Five accusers have settled with Catholic Church in abuse cases, lawyer says
By Deena Yellin
North Jersey Record
January 14, 2019
A former Montclair woman who has settled with the Catholic Church over sex abuse allegations spoke out Monday about her alleged abuse by her family's priest, saying the response by the Newark Archdiocese was "despicable."
Danielle Polemeni said she was sexually abused by the Rev. Mitch Walters at ages 13 and 14 in her Upper Montclair home and on an eighth-grade class trip to the Poconos, while she was a part of St. Cassian's Parish and the school in Upper Montclair.
She was among five plaintiffs who won a total of $400,000 in in a July settlement that was announced Monday by their attorney, Mitch Garabedian. A sixth case is still in court, he said.
Defendants included the Newark Archdiocese, Walters, St. Cassian's Parish and St. Cassian's School in Montclair, and, in one lawsuit, St. John Nepomucene Church in Guttenberg, where Walters also served.
Now a mother and educator living in Ohio, Polemeni said she wants victims to know "you are not alone and this is not your fault. It's never too late to speak your voice and to get support and look for healing."
She spoke at a West Orange press conference Monday that was organized by Garabedian, the Boston-based attorney who was portrayed in the 2015 movie "Spotlight" about clergy abuse cases.
One of the accusers said Walters fondled him repeatedly in the church's confessional booth when he was a 12-year-old altar boy.
Church officials have said New Jersey's five dioceses have made payments of at least $50 million in settlements with victims of clergy abuse.
"This isn't about money. This is about validation for the victims," Garabedian said about the $400,000 settlement sum.
Polemeni, who was the first female altar server in the Newark Archdiocese, said the three-year legal process has been long and difficult, but also empowering.
Nevertheless, she said she was distraught by the response of the archdiocese to the lawsuit, saying it claimed that the abuse was in part the children's fault.
"The diocese is extremely despicable to say that the victims are partially to blame for their own abuse. No child is complicit in their abuse. They are trying to defend the indefensible," Polemeni said.
Garabedian said, "It simply indicates how insensitive the defendants are to clergy sexual abuse victims and how little they care."
He pointed to a citation of "contributory negligence" in the church's court filings.
Maria Margiotta, a spokeswoman for the Newark Archdiocese, said, "The legal language filed on behalf of the archdiocese is a standard response to these types of cases.

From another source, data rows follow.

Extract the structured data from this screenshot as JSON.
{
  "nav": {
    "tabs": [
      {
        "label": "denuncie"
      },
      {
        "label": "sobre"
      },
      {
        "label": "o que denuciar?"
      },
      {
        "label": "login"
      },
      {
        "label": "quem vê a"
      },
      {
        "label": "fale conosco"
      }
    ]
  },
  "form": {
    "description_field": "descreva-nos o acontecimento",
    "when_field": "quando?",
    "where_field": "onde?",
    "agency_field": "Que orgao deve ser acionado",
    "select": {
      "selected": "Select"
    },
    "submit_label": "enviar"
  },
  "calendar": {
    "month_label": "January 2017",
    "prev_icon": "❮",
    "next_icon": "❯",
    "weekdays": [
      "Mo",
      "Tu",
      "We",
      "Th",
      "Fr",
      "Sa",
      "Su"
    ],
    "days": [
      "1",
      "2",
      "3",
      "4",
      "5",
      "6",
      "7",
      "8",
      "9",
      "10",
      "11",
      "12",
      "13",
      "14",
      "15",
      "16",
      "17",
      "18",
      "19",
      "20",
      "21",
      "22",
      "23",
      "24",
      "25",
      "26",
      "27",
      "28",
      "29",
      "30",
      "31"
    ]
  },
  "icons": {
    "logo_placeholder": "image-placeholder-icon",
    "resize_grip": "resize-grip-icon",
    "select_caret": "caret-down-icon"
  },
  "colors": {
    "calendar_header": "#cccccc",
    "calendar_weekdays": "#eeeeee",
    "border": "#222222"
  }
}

It is unfortunate and extremely disingenuous for the plaintiff counsel to call out such language and mischaracterize it so as to sensationalize the case for heightened media attention."
Margiotta added that the archdiocese is working toward "the healing and reconciliation of survivors and seeks to resolve all claims, whether through mediation or otherwise. We are hopeful that the settlement of these five claims will begin the healing process for the victims-survivors, and we continue to work toward the resolutions of similar matters.”

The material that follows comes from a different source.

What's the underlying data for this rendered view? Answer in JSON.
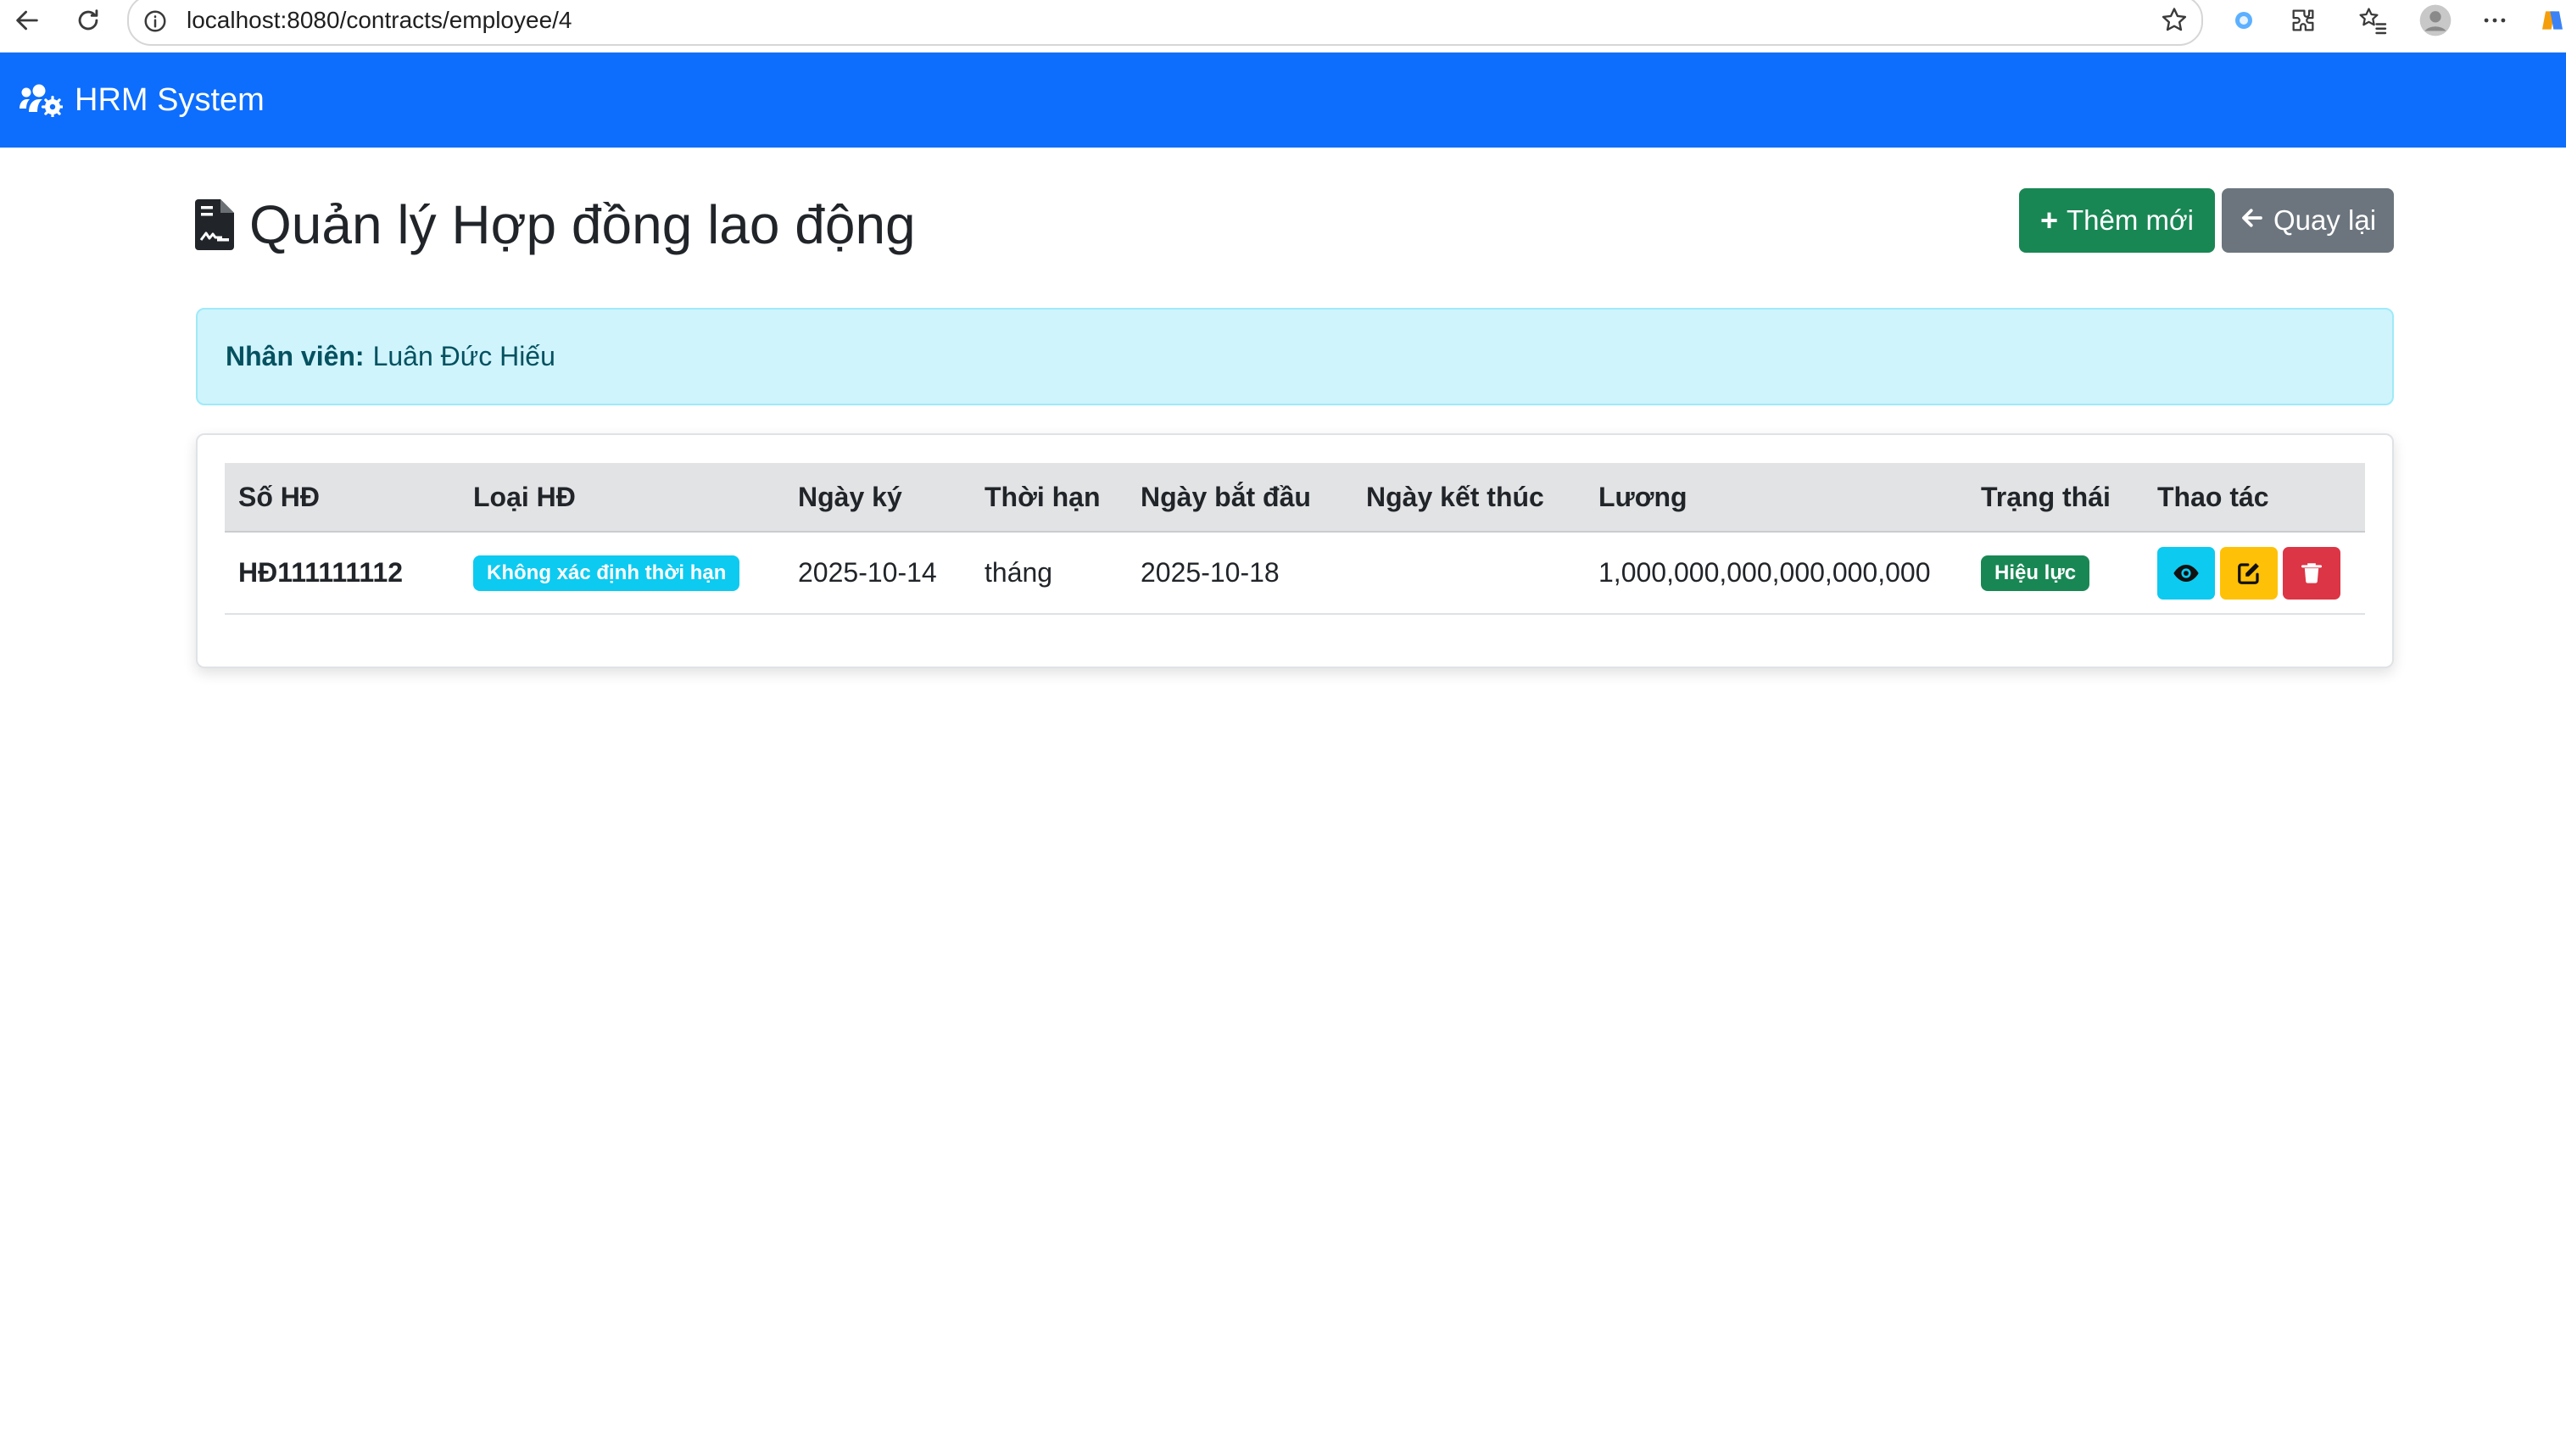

Polemeni said her emotional turmoil lasted years.
"He was our family priest, and I had to see him at many different events up through the deaths of my parents in 2014, and he was a constant presence in my life. It was always my job to be cordial to him and to tolerate him."
Walters has denied the allegations, which date to the 1980s and 1990s. His last church position was listed as "Missionary Childhood Association," a worldwide organization made up of Catholic youth. He's been on leave since 2016.
"I am hopeful that we will see change, but that change will not happen unless people like myself will continue to speak out," Polemeni said.
Calls to Walters' attorney, Frank Arleo, were not returned.